Block 3 classes began on 26th August 2022, and ended on 11th November 2022. This block was primarily focussed towards the community from Ukraine. There were 12 regular, in person classes at Aberdeen Arts Centre, 2 hours each, with interpretation at the agreed Friday afternoon meeting time. There were 6 extra activities, including: a bespoke Aberdeen Art Gallery visit and tour; three shows at the Lemon Tree; one ballet and education event at His Majesty’s Theatre; and a guided visit to NESCOL.
A graduation event followed on 25th November 2022 at Aberdeen Art Gallery, with catering at the venue. There were 18 attendees in total, and 8 graduates who achieved required attendance and participation. Overall, the eight had an almost 88% attendance rate, with 84 attendances out of a possible 96.
We were somewhat disappointed that more women didn’t graduate, and that some people signed up, but only attended one or two classes, albeit this was mostly due to clashes with other studies or commitments, rather than disinterest.
We noted that there was less effort by participants to practice English than we hoped. This is was undoubtedly partly due to the sessions being online at that point in the pandemic, and we did address positively with interpreters where we observed improvement. Interpretation was also complicated by the requirement for both Dari and Pashto, and a lack of local interpreters available in person. Our colleagues at GREC’s in-trans project were very helpful here.
Childcare, or lack of, was an issue for some students, and our Project Worker reflected on the perceived lack of support from Dads.
Language skills, or lack of, remain a barrier to participation at times though. We also noted some cultural differences around expectations for confirming attendance, reporting absence, and general punctuality.
The positive aspects of taking on a new approach (innovative)/How the project has expanded on existing examples of good practice
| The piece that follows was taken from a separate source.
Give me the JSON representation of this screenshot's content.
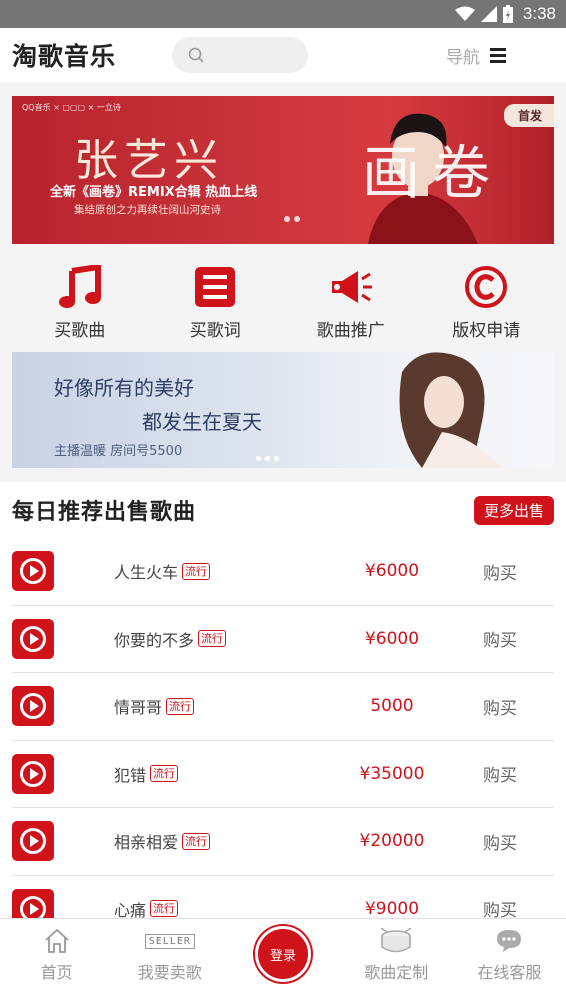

Overall, the innovation was mostly around the application of Rowe’s Citizenship Model in a refugee setting, and the co-production/design element. In both areas, we were successful. We previously discussed with Dr Rowe and greatly appreciated his time and support. We’re keen to report back to colleagues within relevant networks, particularly Karen Black, at Turning Point Scotland, whose advice and support early on was crucial. As above, co-production has been highlighted throughout both as key and a significant success. Co-production allowed us to work directly WITH the community so that the classes reflected their wants and needs. We’ll be looking to embed this learning throughout our organisation going forward.
As above, we’ve learned a lot about applying the Citizenship Model, and about co-production and design WITH community participants. We’ve also learned more about barriers to access. We will look to address childcare needs next time, and experiment with intensity of the programme, length of sessions, and times of day. We’d also like to engage more communities, and have more opportunities for different communities to mix and interact. We’re happy to share with interested parties.